Output every record below exactly.

[Page and application data records]
◇ ◇ ◇

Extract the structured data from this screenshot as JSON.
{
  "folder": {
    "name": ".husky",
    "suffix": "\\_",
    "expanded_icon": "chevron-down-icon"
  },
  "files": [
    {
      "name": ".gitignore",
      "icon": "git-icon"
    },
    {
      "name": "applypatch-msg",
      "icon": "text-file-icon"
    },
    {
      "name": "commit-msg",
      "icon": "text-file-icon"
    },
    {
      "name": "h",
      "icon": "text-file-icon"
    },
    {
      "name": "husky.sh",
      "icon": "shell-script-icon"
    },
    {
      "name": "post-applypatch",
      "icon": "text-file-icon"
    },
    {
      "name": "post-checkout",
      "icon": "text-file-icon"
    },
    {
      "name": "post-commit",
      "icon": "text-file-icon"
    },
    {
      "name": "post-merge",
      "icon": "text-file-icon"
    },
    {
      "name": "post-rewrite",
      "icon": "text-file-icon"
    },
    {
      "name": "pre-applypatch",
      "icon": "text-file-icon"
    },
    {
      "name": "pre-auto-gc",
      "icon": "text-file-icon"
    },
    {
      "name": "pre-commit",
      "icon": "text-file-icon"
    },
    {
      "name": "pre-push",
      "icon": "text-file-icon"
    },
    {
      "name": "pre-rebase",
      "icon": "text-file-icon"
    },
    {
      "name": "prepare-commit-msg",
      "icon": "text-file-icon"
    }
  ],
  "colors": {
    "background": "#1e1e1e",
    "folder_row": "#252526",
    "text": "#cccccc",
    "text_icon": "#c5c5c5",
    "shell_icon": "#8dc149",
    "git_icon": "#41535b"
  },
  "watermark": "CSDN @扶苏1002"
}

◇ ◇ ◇

**Result below**
Extract the structured data from this screenshot as JSON.
{
  "folder": {
    "name": ".husky",
    "suffix": "\\_",
    "expanded_icon": "chevron-down-icon"
  },
  "files": [
    {
      "name": ".gitignore",
      "icon": "git-icon"
    },
    {
      "name": "applypatch-msg",
      "icon": "text-file-icon"
    },
    {
      "name": "commit-msg",
      "icon": "text-file-icon"
    },
    {
      "name": "h",
      "icon": "text-file-icon"
    },
    {
      "name": "husky.sh",
      "icon": "shell-script-icon"
    },
    {
      "name": "post-applypatch",
      "icon": "text-file-icon"
    },
    {
      "name": "post-checkout",
      "icon": "text-file-icon"
    },
    {
      "name": "post-commit",
      "icon": "text-file-icon"
    },
    {
      "name": "post-merge",
      "icon": "text-file-icon"
    },
    {
      "name": "post-rewrite",
      "icon": "text-file-icon"
    },
    {
      "name": "pre-applypatch",
      "icon": "text-file-icon"
    },
    {
      "name": "pre-auto-gc",
      "icon": "text-file-icon"
    },
    {
      "name": "pre-commit",
      "icon": "text-file-icon"
    },
    {
      "name": "pre-push",
      "icon": "text-file-icon"
    },
    {
      "name": "pre-rebase",
      "icon": "text-file-icon"
    },
    {
      "name": "prepare-commit-msg",
      "icon": "text-file-icon"
    }
  ],
  "colors": {
    "background": "#1e1e1e",
    "folder_row": "#252526",
    "text": "#cccccc",
    "text_icon": "#c5c5c5",
    "shell_icon": "#8dc149",
    "git_icon": "#41535b"
  },
  "watermark": "CSDN @扶苏1002"
}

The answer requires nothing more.